The platform uses the Pro-Rata model, in which the monthly revenue from premium subscription costs and advertisement revenues is collected into one pool of money. Spotify generally takes 1/3rd of that revenue and distributes the rest based on the artist’s total listening numbers, rather than the listening times of individual users. It means that, even if a user never listens to the most streamed artists on the music streaming platform, a percentage of the money they pay will be given to the most-streamed artists.


However, artists advocate for a fairer, more User-Centric model which suggests that artists should be paid based on who each user listens to the most, instead of the artist’s popularity or to say, the % share of total streams. When it comes to artists’ payout based on streams, Spotify pays between $0.003 and $0.005 per stream, Apple Music pays 0.00783 per stream, $0.008 per stream on the YouTube Music platform.



Currently, all the major streaming services use the Pro-Rata model when it comes to distributing the share of the right holders. As the total money generated from users’ monthly fees is distributed in proportion to all listening times, the model, therefore, favours the right holders of the most popular tracks.


Whereas, in the alternative user-centric model, it all comes to the individual users and their subscription fees.  The compensation of the right holder’s is based on: how many different tracks the user is listening to and how many times. Therefore, the difference between the two models then comes down to increase the compensation of the right holders of less listened tracks, and, on the other hand, reduce the compensation of the most listened music.
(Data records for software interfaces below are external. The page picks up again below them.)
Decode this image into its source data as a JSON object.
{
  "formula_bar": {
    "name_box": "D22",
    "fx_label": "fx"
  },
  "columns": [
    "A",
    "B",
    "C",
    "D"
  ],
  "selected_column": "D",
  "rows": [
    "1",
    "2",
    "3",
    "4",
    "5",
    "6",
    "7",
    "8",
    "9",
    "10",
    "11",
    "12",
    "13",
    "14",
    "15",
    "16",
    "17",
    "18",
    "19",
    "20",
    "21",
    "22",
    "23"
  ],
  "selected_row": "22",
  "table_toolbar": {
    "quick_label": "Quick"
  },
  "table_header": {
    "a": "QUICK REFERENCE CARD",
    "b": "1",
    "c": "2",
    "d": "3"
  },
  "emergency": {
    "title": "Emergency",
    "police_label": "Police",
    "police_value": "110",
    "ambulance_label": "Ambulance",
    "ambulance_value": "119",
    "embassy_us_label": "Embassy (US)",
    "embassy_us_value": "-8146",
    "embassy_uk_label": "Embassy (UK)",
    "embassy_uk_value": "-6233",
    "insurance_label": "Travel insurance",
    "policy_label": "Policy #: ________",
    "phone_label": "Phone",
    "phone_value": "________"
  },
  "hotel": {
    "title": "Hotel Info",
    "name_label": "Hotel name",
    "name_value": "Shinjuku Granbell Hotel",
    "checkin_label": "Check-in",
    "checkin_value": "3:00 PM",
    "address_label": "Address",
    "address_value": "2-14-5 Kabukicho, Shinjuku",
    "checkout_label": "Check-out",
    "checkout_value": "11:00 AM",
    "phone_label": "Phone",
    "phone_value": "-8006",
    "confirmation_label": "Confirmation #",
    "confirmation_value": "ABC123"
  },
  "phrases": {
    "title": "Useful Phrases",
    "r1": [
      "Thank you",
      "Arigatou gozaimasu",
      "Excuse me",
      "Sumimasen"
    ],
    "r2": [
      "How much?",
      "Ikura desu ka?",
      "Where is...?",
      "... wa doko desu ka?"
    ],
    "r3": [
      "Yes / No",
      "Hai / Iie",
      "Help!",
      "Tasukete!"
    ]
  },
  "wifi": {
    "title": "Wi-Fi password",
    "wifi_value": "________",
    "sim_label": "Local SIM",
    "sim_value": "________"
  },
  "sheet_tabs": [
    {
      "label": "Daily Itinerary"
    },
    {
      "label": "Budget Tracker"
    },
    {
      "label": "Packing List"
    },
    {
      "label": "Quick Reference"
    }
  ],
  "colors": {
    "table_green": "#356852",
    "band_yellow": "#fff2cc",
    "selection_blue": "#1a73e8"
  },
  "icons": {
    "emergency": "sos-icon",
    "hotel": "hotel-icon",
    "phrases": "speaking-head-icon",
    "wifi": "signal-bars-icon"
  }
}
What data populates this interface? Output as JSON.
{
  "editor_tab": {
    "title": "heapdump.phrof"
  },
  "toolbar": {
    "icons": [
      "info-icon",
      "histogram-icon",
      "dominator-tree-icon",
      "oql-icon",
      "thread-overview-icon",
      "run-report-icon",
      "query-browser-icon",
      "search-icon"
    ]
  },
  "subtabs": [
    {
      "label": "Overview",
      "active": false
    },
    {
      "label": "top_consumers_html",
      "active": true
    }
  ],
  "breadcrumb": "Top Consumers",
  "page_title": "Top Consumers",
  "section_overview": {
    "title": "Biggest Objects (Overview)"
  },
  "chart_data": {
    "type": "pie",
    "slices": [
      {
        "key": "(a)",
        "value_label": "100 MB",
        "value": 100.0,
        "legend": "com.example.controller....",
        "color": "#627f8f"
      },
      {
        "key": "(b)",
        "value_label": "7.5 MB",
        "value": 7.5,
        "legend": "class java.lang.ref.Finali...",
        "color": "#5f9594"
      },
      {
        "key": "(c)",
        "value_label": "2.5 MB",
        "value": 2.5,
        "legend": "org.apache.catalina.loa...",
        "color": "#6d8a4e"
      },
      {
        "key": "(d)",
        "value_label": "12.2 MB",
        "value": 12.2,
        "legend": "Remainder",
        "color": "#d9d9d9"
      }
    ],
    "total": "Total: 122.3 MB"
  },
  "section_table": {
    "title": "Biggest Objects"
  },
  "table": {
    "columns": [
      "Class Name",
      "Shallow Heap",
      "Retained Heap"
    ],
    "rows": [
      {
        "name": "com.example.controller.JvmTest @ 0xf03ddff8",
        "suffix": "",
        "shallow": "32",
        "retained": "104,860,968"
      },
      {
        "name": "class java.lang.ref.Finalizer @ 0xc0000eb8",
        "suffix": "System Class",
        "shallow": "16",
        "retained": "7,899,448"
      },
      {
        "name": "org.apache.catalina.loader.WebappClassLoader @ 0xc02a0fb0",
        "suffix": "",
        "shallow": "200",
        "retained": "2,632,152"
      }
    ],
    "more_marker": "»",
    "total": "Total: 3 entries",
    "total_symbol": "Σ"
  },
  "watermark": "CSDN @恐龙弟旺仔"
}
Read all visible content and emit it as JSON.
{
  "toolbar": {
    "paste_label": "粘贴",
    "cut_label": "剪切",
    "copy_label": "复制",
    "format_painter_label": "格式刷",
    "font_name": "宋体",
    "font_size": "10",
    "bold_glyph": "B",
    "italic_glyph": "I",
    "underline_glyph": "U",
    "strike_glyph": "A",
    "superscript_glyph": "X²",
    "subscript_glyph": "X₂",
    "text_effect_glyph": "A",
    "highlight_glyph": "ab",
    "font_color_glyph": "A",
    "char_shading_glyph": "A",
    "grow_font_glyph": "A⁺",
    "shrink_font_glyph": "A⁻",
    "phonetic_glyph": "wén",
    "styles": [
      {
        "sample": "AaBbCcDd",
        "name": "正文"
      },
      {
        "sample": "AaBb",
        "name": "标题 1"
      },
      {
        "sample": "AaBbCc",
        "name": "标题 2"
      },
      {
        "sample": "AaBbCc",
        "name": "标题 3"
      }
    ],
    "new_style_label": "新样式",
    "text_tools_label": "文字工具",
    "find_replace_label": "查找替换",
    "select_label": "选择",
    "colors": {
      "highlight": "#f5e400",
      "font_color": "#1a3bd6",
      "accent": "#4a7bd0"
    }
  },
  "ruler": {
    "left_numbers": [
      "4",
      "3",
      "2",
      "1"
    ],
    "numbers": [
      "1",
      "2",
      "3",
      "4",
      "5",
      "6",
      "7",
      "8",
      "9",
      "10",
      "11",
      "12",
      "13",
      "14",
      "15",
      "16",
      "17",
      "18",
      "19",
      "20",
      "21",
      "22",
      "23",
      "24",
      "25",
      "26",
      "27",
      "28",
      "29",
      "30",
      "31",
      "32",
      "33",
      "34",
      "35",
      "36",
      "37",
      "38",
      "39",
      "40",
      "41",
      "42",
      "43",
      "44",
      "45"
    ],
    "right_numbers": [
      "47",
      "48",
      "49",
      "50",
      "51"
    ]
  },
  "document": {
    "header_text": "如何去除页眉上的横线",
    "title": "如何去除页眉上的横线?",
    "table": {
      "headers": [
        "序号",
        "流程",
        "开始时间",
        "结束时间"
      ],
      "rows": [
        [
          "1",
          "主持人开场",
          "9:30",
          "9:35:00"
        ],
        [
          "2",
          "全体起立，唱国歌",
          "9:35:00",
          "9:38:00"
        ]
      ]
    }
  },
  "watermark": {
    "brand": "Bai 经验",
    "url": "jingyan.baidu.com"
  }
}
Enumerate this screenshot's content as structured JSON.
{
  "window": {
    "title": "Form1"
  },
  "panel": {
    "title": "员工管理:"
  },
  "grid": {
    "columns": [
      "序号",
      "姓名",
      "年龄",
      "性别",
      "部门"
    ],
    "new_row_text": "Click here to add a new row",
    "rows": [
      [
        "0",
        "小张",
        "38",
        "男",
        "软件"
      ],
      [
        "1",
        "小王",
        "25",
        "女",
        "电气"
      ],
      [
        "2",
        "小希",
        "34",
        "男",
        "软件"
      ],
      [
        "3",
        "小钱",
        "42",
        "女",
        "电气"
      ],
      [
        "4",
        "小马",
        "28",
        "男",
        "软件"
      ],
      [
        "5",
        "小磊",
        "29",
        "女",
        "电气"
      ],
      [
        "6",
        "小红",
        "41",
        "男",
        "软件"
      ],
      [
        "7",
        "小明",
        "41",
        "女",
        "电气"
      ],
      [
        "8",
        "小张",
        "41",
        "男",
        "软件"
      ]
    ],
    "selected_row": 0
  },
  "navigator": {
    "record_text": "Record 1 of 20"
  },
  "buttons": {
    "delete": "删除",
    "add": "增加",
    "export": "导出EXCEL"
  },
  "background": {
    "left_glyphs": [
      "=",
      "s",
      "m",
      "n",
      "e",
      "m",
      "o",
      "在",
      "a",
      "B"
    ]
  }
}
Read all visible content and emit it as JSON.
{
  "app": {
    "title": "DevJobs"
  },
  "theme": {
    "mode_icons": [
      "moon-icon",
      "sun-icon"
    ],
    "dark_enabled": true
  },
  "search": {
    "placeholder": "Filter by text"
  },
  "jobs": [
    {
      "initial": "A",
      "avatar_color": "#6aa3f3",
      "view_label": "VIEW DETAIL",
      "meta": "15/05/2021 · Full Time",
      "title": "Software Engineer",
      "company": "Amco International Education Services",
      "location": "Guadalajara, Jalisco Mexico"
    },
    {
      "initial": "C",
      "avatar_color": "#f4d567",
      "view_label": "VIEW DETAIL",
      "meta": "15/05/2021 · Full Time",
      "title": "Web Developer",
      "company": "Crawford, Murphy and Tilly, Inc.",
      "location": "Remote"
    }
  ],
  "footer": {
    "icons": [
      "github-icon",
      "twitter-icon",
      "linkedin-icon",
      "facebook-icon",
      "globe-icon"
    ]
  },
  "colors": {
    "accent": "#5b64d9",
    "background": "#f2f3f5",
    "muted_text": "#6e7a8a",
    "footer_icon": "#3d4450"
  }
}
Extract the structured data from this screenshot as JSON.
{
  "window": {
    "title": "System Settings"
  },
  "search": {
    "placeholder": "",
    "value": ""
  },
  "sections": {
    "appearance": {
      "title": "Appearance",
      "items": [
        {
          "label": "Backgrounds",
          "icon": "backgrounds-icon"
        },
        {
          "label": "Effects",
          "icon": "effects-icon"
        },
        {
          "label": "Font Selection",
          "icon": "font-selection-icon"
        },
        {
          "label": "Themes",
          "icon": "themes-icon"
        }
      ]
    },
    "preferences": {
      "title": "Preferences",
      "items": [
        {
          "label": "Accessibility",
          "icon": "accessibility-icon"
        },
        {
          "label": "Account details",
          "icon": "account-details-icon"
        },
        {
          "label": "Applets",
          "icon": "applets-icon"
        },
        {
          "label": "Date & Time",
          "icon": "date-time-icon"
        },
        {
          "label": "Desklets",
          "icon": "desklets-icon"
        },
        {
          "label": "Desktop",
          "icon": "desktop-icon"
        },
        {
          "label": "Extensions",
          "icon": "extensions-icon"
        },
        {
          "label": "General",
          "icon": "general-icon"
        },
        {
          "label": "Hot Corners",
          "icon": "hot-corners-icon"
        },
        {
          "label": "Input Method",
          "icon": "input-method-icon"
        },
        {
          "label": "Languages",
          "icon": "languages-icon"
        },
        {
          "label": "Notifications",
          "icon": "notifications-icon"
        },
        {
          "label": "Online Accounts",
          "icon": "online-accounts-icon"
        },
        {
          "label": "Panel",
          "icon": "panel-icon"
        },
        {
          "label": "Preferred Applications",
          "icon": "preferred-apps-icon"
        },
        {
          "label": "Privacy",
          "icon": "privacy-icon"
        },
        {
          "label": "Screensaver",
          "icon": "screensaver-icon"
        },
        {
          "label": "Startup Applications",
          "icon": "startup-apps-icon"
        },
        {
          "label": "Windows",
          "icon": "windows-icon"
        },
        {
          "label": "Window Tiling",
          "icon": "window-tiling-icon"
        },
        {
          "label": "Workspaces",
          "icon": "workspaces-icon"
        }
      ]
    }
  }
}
According to a report published by Digital media Finland, the pro rata model favours artists and tracks, which get the highest number of played streams regardless if they have been created by a large number of users with few plays or a smaller number of users who have played them on repeat. One the other hand, the user centric model favours artists with smaller number of streams, especially when the overall stream count is smaller. In any case, the User Centric model gives more direct power to users to target the money they pay for the service to the artists or tracks they favour thus increasing transparency as compared with the pro rata model, which is not transparent from their point of view. So for example, if a user clocked up 100,000 streams in a year and 5000 of these streams were an indie band tracks, then from a £100 a year subscription, the right holders of the band’s catalogue would receive £5 of that users subscription. This goes for all the smaller artists’ fanbase which means that small artists will make more money per unit time than under the Pro Rata model.



Spotify, on the launch of their new website ‘Loud and Clear’ also said they were skeptical of adopting the ‘user-centric’ model. “We are willing to make the switch to a user-centric model if that’s what artists, songwriters, and rights holders want to do,” it said. “However, Spotify cannot make this decision on its own-it requires broad industry alignment to implement this change.”


The variables affecting both models are slightly different. Factors that affect Pro Rata based income is just the quantity of streams. Whereas, the User-Centric model is based on both total artist streams and individual user habits toward that artist. The Pro Rata mainly benefits those topping streaming charts, yet User-Centric positively takes into consideration the rest of the artists. All of this surely tells that the User-Centric based model is the way to provide a less skewed revenue distribution to not only the top artists but also the budding ones.


While it is being said that streaming platforms will continue to transform and provide more avenues for artists to help reach out to their million users, what needs to be taken care of is that artists don’t lose their music in the algorithms of these platforms to make money.